Haven't blogged in a few days, and it's not because I've been burned out from my blogging sprint two weeks ago like some people suggested. I've been under the weather and have had a lot of other things going on that required my attention. I actually have drafted several posts, just haven't published any of them for a variety of reasons. I have been getting good feedback still from several of my older posts, so that's nice to see.
At work we've been trying to become more Agile, and my boss has started using the curious words "agile" and "scrum" more frequently. We've had a very small team here for a while and our development processes have been very ad hoc and personalized. When your "team" is one person, and each "department" is one or two people, it's hard to say we need to implement particular methodologies to help promote better team development. Of course, as we grow the need for more standardized methodologies is becoming clear.
We set up a development server with SVN, Trac, and MediaWiki for our team to use. We had been using DynamSoft's Visual Source Anywhere Hosted service for our source control, which worked reasonably well when our team was smaller. However, as we grew larger and as our network infrastructure became more capable, it was less and less of an attractive option then running our own SVN repository on one of our development servers. We were also using DynamSoft's Issue Tracking Anywhere, which I never liked personally and found to be far less helpful to us then a free alternative like Trac or Bugzilla would be.
So I created installed SVN and created the repository (easy), installed XAMPP (easy) and MediaWiki (very easy). Then, it was time to install Trac. Saying that the installation (and ongoing configuration and maintenance) was difficult is an understatement. Welcome to dependency hell. Lasciate ogni speranza voi chi entrate.

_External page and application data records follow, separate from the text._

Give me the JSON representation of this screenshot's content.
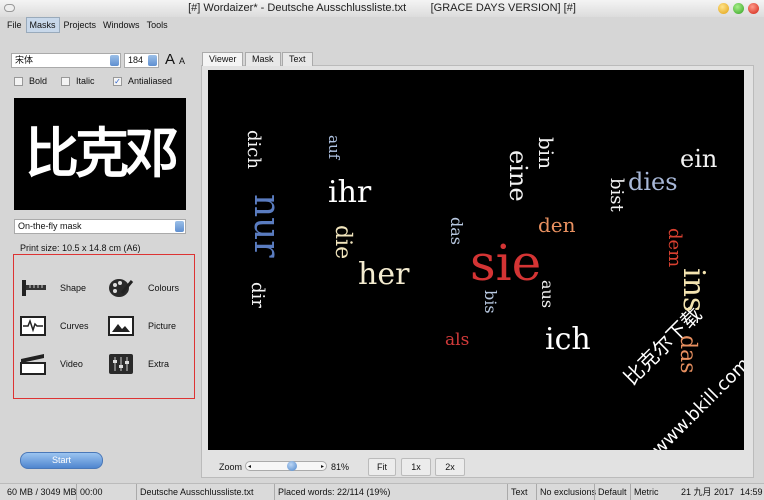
{
  "window": {
    "title": "[#] Wordaizer* - Deutsche Ausschlussliste.txt        [GRACE DAYS VERSION] [#]"
  },
  "menu": [
    "File",
    "Masks",
    "Projects",
    "Windows",
    "Tools"
  ],
  "font": {
    "family": "宋体",
    "size": "184",
    "grow": "A",
    "shrink": "A"
  },
  "options": {
    "bold": "Bold",
    "italic": "Italic",
    "antialiased": "Antialiased",
    "antialiased_checked": true
  },
  "mask": {
    "preview_text": "比克邓",
    "selected": "On-the-fly mask",
    "print_size": "Print size: 10.5 x 14.8 cm (A6)"
  },
  "tools": [
    {
      "label": "Shape",
      "icon": "ruler-icon"
    },
    {
      "label": "Colours",
      "icon": "palette-icon"
    },
    {
      "label": "Curves",
      "icon": "waveform-icon"
    },
    {
      "label": "Picture",
      "icon": "picture-icon"
    },
    {
      "label": "Video",
      "icon": "clapperboard-icon"
    },
    {
      "label": "Extra",
      "icon": "sliders-icon"
    }
  ],
  "start_label": "Start",
  "tabs": [
    "Viewer",
    "Mask",
    "Text"
  ],
  "active_tab": "Viewer",
  "cloud": [
    {
      "t": "dich",
      "c": "#f2f2f2"
    },
    {
      "t": "nur",
      "c": "#5a7cc0"
    },
    {
      "t": "dir",
      "c": "#f2f2f2"
    },
    {
      "t": "auf",
      "c": "#b0c4e4"
    },
    {
      "t": "ihr",
      "c": "#ffffff"
    },
    {
      "t": "die",
      "c": "#f0e4bc"
    },
    {
      "t": "her",
      "c": "#f4ecd0"
    },
    {
      "t": "das",
      "c": "#b8c8e0"
    },
    {
      "t": "sie",
      "c": "#d43434"
    },
    {
      "t": "bis",
      "c": "#b8c8e0"
    },
    {
      "t": "als",
      "c": "#d03a3a"
    },
    {
      "t": "eine",
      "c": "#f2f2f2"
    },
    {
      "t": "bin",
      "c": "#f2f2f2"
    },
    {
      "t": "den",
      "c": "#e89060"
    },
    {
      "t": "aus",
      "c": "#f2f2f2"
    },
    {
      "t": "ich",
      "c": "#ffffff"
    },
    {
      "t": "bist",
      "c": "#f2f2f2"
    },
    {
      "t": "dies",
      "c": "#a8b8d8"
    },
    {
      "t": "ein",
      "c": "#f2f2f2"
    },
    {
      "t": "dem",
      "c": "#d84030"
    },
    {
      "t": "ins",
      "c": "#f4e4b0"
    },
    {
      "t": "das",
      "c": "#e89060"
    }
  ],
  "watermark": [
    "比克尔下载",
    "www.bkill.com"
  ],
  "zoom": {
    "label": "Zoom",
    "value": "81%",
    "percent": 81,
    "fit": "Fit",
    "x1": "1x",
    "x2": "2x"
  },
  "status": {
    "memory": "60 MB / 3049 MB",
    "time": "00:00",
    "file": "Deutsche Ausschlussliste.txt",
    "placed": "Placed words: 22/114 (19%)",
    "mode": "Text",
    "exclusions": "No exclusions",
    "preset": "Default",
    "units": "Metric",
    "date": "21 九月 2017",
    "clock": "14:59"
  }
}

XAMPP installed Apache 2.2, and I picked up the "latest" SVN (which is what the Trac documentation specified), which happens to be 1.6.3. I'm running this whole monstrous software stack on Windows Server. And don't tell me to use Linux instead, that isn't an acceptable or available solution in this case. I first tried installing everything on the existing IIS server, but that was even worse of a nightmare. So, I have made some concessions by running Apache instead (although the IT guys aren't thrilled about having one special-case Apache server in a whole network of all IIS servers, but they are going to deal with it).
Between the core Python distribution (2.5), modpython (3.3.1), the python SVN bindings, and Trac, there are very very few setups that I can use to ensure compatibility. Combine this with the fact that I have the newest SVN (1.6.3 at the time) and the newest Apache (2.2), and there are very few configurations that seem to work. Following the installation instructions for Trac alone give me huge headaches because the versions specified in the installation instructions don't work together, and that's straight out of the Trac documentation.
I've been able to get Trac o.11 installed and working but I have not been able to install any of the plugins we are interested in. Apparently most of the newest plugins expect Trac 0.11 to have Genshi 0.6, but my installation manages only to have Genshi 0.5.2. I tried to update, but Genshi doesn't appear to be compatible with Python 2.5 or something, and that failed. Too many error messages that I've seen over the course of a week of trying now, I can't remember what they all are specifically.
We already have Trac installed and in use by our team, so I'm not switching now to use Bugzilla or something different. However, as my first real experience with the Python ecosystem I am severely unimpressed and even disheartened. It is far more difficult getting these kinds of things installed then it should be. I don't deny that I've been a bit spoiled by Perls CPAN, and Ubuntus apt-get repository system, things that just work when I want them to.
The documentation I have seen (when any even exists) and the "help" I've been able to get from people is sub-par at best. Maybe that's the norm in the Python world or the open source world in general, and that's very upsetting to think about. It is all the more reason why I believe so strongly in the Parrot concepts of interoperability and platform abstraction.